The sun shines for solar
The biggest winner appears to be solar power as our cheapest sustainable energy source. International Environment Agency (IEA) figures show from c.2009 onwards an exponential rise in solar PV capacity that has dramatically exceeded even IEA’s own forecasts up to 2007.
Despite claims that it was nearly extinguished by a Government withdrawal of subsidies, solar PV is fighting back. The Solar Trade Association says there are now 12.1 gigawatts (GW) of solar in the UK with a production capacity equal to eight new-generation nuclear reactors — enough to power 3.8 million homes.
In parallel, data on lithium-ion battery costs show a swift fall from 2010 to 2015 — the point where the Tesla Energy 10kWh home battery was introduced — that has flatlined at a very low level.
Costs for offshore wind energy have also dropped dramatically some four years ahead of schedule. Capacity is rising too. As one example, a potential expansion of the East Anglia ONE wind farm to a total generation capacity of 2.4GW could be roughly equal to c.75% of the proposed new Hinkley Point C nuclear power station.
Time to change the batteries
If cheap solar energy is readily available, why duplicate a home battery system and an advanced EV V2G-enabled power-pack that you may need to own anyway?
V2G is also seen as an opportunity to showcase UK R&D expertise to the world. Climate Change and Industry Minister, Claire Perry, explained recently that the technology is central to the Government’s Industrial Strategy to unlock significant economic benefits, create jobs and reduce emissions.
Data reported from the US has found that EVs are driven on average for 50km daily on 10kWh’s worth of electricity.
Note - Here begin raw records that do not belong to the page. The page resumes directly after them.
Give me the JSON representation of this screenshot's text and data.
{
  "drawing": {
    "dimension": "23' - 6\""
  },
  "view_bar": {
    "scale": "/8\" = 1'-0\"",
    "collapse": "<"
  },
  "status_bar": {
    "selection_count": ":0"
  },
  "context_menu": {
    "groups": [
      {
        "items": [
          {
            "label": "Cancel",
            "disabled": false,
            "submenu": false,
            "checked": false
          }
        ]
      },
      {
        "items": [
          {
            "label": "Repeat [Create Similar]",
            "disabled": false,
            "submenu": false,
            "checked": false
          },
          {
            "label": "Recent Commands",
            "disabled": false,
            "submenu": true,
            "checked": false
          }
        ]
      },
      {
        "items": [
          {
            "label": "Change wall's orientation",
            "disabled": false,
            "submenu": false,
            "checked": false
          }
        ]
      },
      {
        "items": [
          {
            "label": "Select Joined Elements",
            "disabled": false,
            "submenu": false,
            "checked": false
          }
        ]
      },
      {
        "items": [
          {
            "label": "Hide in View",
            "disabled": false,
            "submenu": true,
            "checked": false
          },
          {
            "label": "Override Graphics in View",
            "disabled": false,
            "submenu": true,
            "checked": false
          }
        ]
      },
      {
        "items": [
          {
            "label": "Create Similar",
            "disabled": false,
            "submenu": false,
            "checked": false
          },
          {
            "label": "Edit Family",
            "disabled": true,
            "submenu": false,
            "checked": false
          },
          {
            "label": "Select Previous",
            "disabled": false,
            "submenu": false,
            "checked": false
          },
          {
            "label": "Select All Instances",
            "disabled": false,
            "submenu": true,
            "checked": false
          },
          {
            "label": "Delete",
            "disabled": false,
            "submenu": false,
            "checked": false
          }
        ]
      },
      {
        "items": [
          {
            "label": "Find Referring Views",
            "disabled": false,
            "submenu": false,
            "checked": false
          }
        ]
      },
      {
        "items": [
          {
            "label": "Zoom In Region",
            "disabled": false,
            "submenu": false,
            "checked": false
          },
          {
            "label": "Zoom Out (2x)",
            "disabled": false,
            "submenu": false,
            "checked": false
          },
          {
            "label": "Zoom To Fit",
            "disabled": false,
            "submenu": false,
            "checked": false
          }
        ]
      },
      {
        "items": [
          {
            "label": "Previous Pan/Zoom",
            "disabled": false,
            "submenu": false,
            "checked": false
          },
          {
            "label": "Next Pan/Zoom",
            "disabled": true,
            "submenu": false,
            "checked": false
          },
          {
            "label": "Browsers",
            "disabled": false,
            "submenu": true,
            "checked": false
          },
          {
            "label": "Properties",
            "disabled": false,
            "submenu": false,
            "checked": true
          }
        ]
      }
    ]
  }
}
Even with a 50% margin, 75% of a 60kWh battery’s capacity is left available. Without even touching the 15kWh daily commuting reserves, enough power is said to be available to keep the nation running until sunrise and beyond at competitive prices.
Pros and cons
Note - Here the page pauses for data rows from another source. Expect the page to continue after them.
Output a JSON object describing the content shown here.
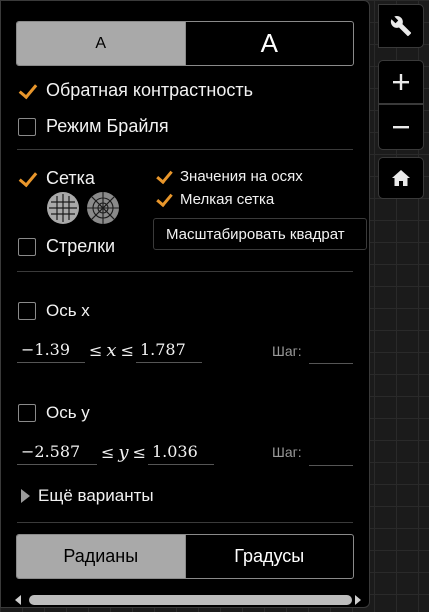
{
  "font_size": {
    "small_label": "A",
    "large_label": "A"
  },
  "options": {
    "reverse_contrast": {
      "label": "Обратная контрастность",
      "checked": true
    },
    "braille_mode": {
      "label": "Режим Брайля",
      "checked": false
    },
    "grid": {
      "label": "Сетка",
      "checked": true
    },
    "axis_numbers": {
      "label": "Значения на осях",
      "checked": true
    },
    "minor_grid": {
      "label": "Мелкая сетка",
      "checked": true
    },
    "arrows": {
      "label": "Стрелки",
      "checked": false
    },
    "scale_square_tooltip": "Масштабировать квадрат"
  },
  "x_axis": {
    "label": "Ось x",
    "checked": false,
    "min": "−1.39",
    "relation": "≤",
    "var": "x",
    "max": "1.787",
    "step_label": "Шаг:",
    "step_value": ""
  },
  "y_axis": {
    "label": "Ось y",
    "checked": false,
    "min": "−2.587",
    "relation": "≤",
    "var": "y",
    "max": "1.036",
    "step_label": "Шаг:",
    "step_value": ""
  },
  "more_options": "Ещё варианты",
  "angle_mode": {
    "radians": "Радианы",
    "degrees": "Градусы",
    "selected": "radians"
  },
  "colors": {
    "accent": "#e8962b",
    "active_segment": "#a9a9a9",
    "background": "#000000"
  },
  "icons": [
    "wrench-icon",
    "zoom-in-icon",
    "zoom-out-icon",
    "home-icon",
    "cartesian-grid-icon",
    "polar-grid-icon",
    "triangle-right-icon"
  ]
}
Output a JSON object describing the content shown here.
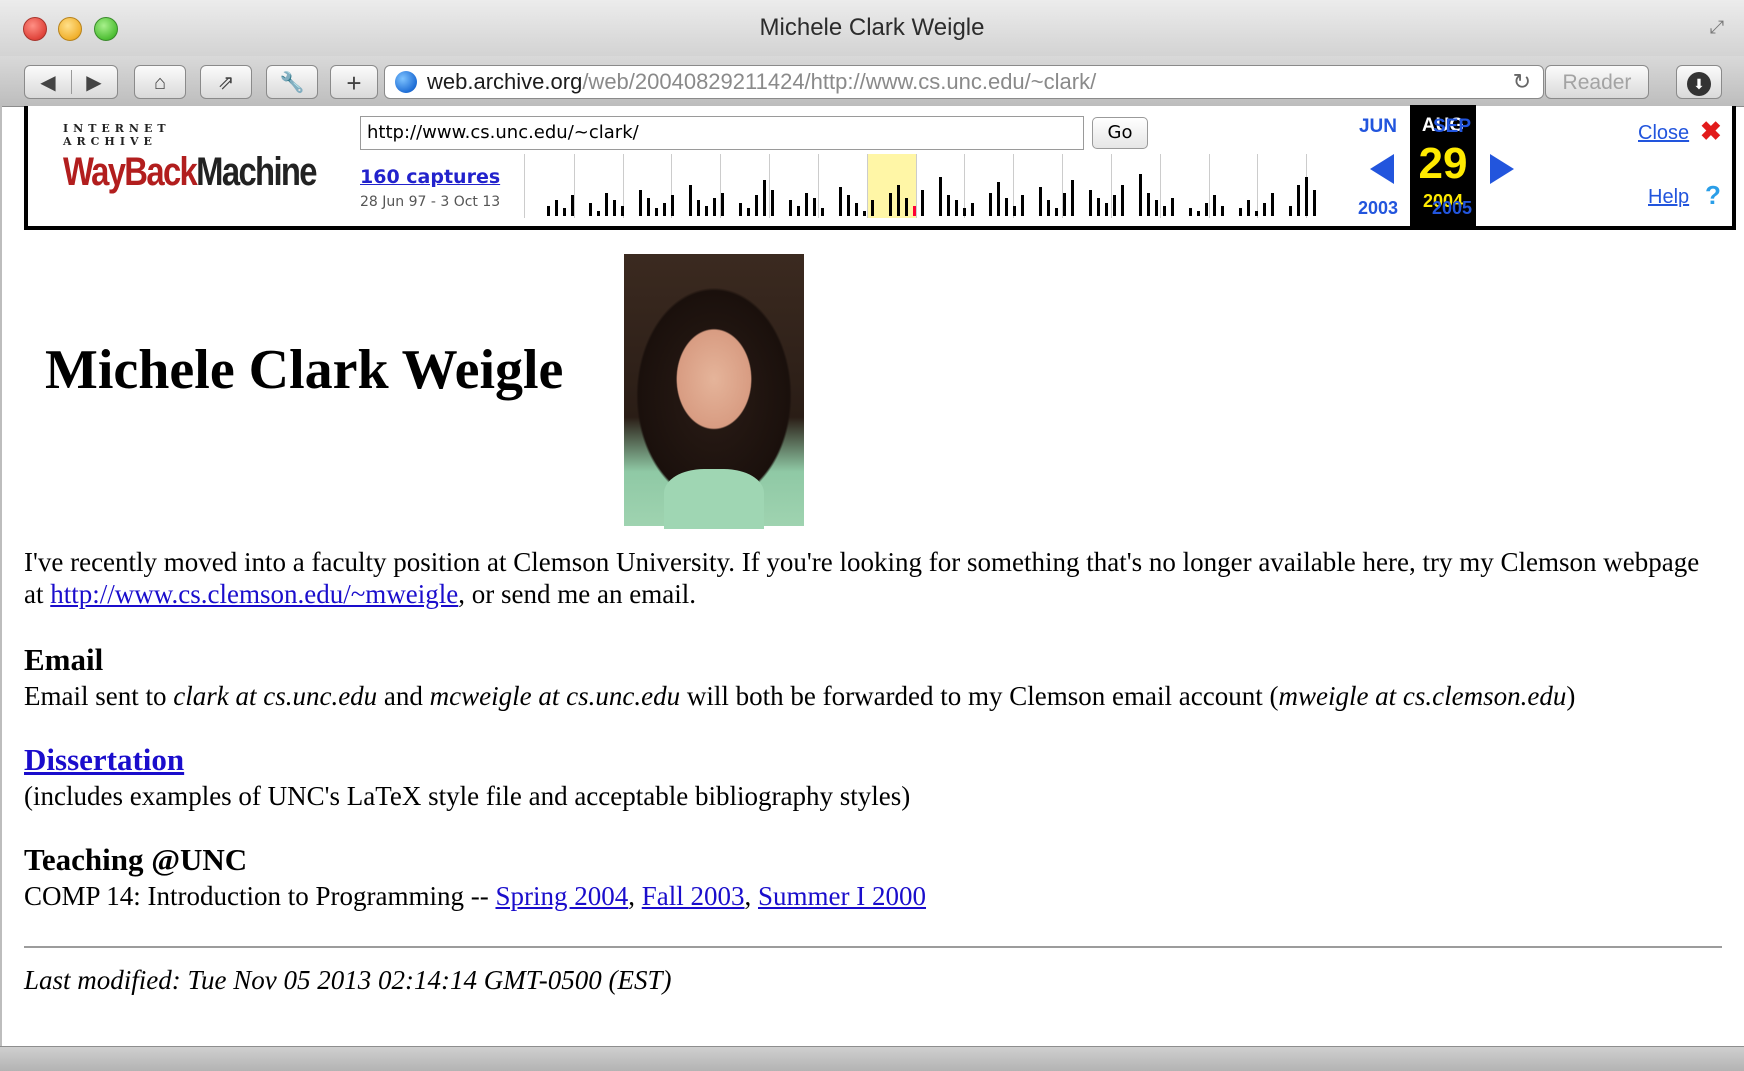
{
  "window": {
    "title": "Michele Clark Weigle"
  },
  "toolbar": {
    "back_icon": "◀",
    "forward_icon": "▶",
    "home_icon": "⌂",
    "share_icon": "⇗",
    "wrench_icon": "🔧",
    "new_tab_icon": "+",
    "url_host": "web.archive.org",
    "url_path": "/web/20040829211424/http://www.cs.unc.edu/~clark/",
    "reload_icon": "↻",
    "reader_label": "Reader",
    "download_icon": "⬇"
  },
  "wayback": {
    "logo_top": "INTERNET ARCHIVE",
    "logo_main_a": "WayBack",
    "logo_main_b": "Machine",
    "url_value": "http://www.cs.unc.edu/~clark/",
    "go_label": "Go",
    "captures_label": "160 captures",
    "range_label": "28 Jun 97 - 3 Oct 13",
    "prev_month": "JUN",
    "cur_month": "AUG",
    "next_month": "SEP",
    "cur_day": "29",
    "prev_year": "2003",
    "cur_year": "2004",
    "next_year": "2005",
    "close_label": "Close",
    "close_icon": "✖",
    "help_label": "Help",
    "help_icon": "?"
  },
  "page": {
    "heading": "Michele Clark Weigle",
    "intro_text": "I've recently moved into a faculty position at Clemson University. If you're looking for something that's no longer available here, try my Clemson webpage at ",
    "intro_link": "http://www.cs.clemson.edu/~mweigle",
    "intro_tail": ", or send me an email.",
    "email_heading": "Email",
    "email_pre": "Email sent to ",
    "email_addr1": "clark at cs.unc.edu",
    "email_mid": " and ",
    "email_addr2": "mcweigle at cs.unc.edu",
    "email_post": " will both be forwarded to my Clemson email account (",
    "email_addr3": "mweigle at cs.clemson.edu",
    "email_end": ")",
    "dissertation_link": "Dissertation",
    "dissertation_note": "(includes examples of UNC's LaTeX style file and acceptable bibliography styles)",
    "teaching_heading": "Teaching @UNC",
    "teaching_pre": "COMP 14: Introduction to Programming -- ",
    "teaching_links": [
      "Spring 2004",
      "Fall 2003",
      "Summer I 2000"
    ],
    "teaching_sep": ", ",
    "last_modified": "Last modified: Tue Nov 05 2013 02:14:14 GMT-0500 (EST)"
  }
}
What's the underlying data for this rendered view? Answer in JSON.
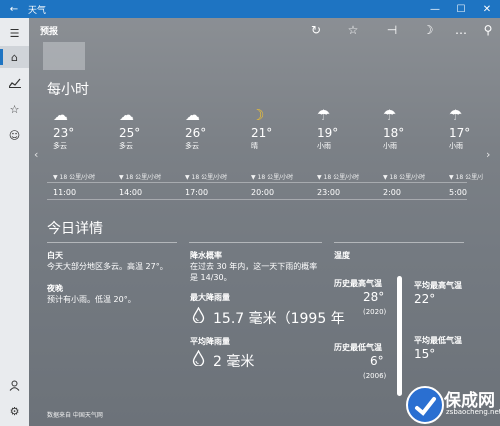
{
  "window": {
    "title": "天气",
    "back_icon": "←",
    "minimize": "—",
    "maximize": "☐",
    "close": "✕"
  },
  "rail": {
    "items": [
      {
        "name": "menu-icon",
        "glyph": "☰"
      },
      {
        "name": "home-icon",
        "glyph": "⌂"
      },
      {
        "name": "chart-icon",
        "glyph": "📈"
      },
      {
        "name": "favorites-icon",
        "glyph": "☆"
      },
      {
        "name": "smiley-icon",
        "glyph": "☺"
      }
    ],
    "bottom": [
      {
        "name": "person-icon",
        "glyph": "👤"
      },
      {
        "name": "settings-icon",
        "glyph": "⚙"
      }
    ]
  },
  "toolbar": {
    "page_name": "预报",
    "refresh": "↻",
    "favorite": "☆",
    "pin": "⊣",
    "darkmode": "☽",
    "more": "…",
    "search": "⚲"
  },
  "hourly": {
    "title": "每小时",
    "prev_icon": "‹",
    "next_icon": "›",
    "hours": [
      {
        "time": "11:00",
        "temp": "23°",
        "cond": "多云",
        "wind": "▼ 18 公里/小时",
        "icon": "☁"
      },
      {
        "time": "14:00",
        "temp": "25°",
        "cond": "多云",
        "wind": "▼ 18 公里/小时",
        "icon": "☁"
      },
      {
        "time": "17:00",
        "temp": "26°",
        "cond": "多云",
        "wind": "▼ 18 公里/小时",
        "icon": "☁"
      },
      {
        "time": "20:00",
        "temp": "21°",
        "cond": "晴",
        "wind": "▼ 18 公里/小时",
        "icon": "☽"
      },
      {
        "time": "23:00",
        "temp": "19°",
        "cond": "小雨",
        "wind": "▼ 18 公里/小时",
        "icon": "☂"
      },
      {
        "time": "2:00",
        "temp": "18°",
        "cond": "小雨",
        "wind": "▼ 18 公里/小时",
        "icon": "☂"
      },
      {
        "time": "5:00",
        "temp": "17°",
        "cond": "小雨",
        "wind": "▼ 18 公里/小时",
        "icon": "☂"
      }
    ]
  },
  "details": {
    "title": "今日详情",
    "day_label": "白天",
    "day_text": "今天大部分地区多云。高温 27°。",
    "night_label": "夜晚",
    "night_text": "预计有小雨。低温 20°。",
    "rain_prob_label": "降水概率",
    "rain_prob_text_1": "在过去 30 年内，这一天下雨的概率",
    "rain_prob_text_2": "是 14/30。",
    "max_rain_label": "最大降雨量",
    "max_rain_value": "15.7 毫米（1995 年",
    "avg_rain_label": "平均降雨量",
    "avg_rain_value": "2 毫米",
    "temp_label": "温度",
    "hist_high_label": "历史最高气温",
    "hist_high_value": "28°",
    "hist_high_year": "(2020)",
    "avg_high_label": "平均最高气温",
    "avg_high_value": "22°",
    "hist_low_label": "历史最低气温",
    "hist_low_value": "6°",
    "hist_low_year": "(2006)",
    "avg_low_label": "平均最低气温",
    "avg_low_value": "15°"
  },
  "footer": {
    "source": "数据来自 中国天气网"
  },
  "watermark": {
    "name": "保成网",
    "url": "zsbaocheng.net"
  }
}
While large numbers of EVs may offer multi-solutions, many practical barriers remain. There are manufacturing concerns about how quickly the production of EV components can be scaled up commercially.
Lithium-ion batteries also have environmental impacts. They don’t last for ever and their production and disposal has sustainable costs.
An effective EV transport system must also match the performance of the UK’s existing 8500 filling stations where motorists routinely put enough fuel into their tanks in minutes to drive 400 miles. There are presently 13,000 charging points along across the UK, although the Government plans for many more along major routes. Charging times are constantly decreasing while driving ranges increase. The aim is for EVs to be able to get an 80% power top up within 15 minutes.
EV costs are said to be falling by some 30% a year and should be on a par with their fossil-fuelled equivalents by 2020. Thereafter, they are expected to be increasingly cheaper.
Hydrogen fuel-cells technology is also waiting in the wings. Many see this as another sustainable answer if the hydrogen used is produced with green energy. Hydrogen is not an energy source but an efficient energy-carrier that can produce electricity with water as the only by-product. There are acute forecourt challenges, but fuel-cell vehicles could be one more part of the mix to even out grid peaks and troughs.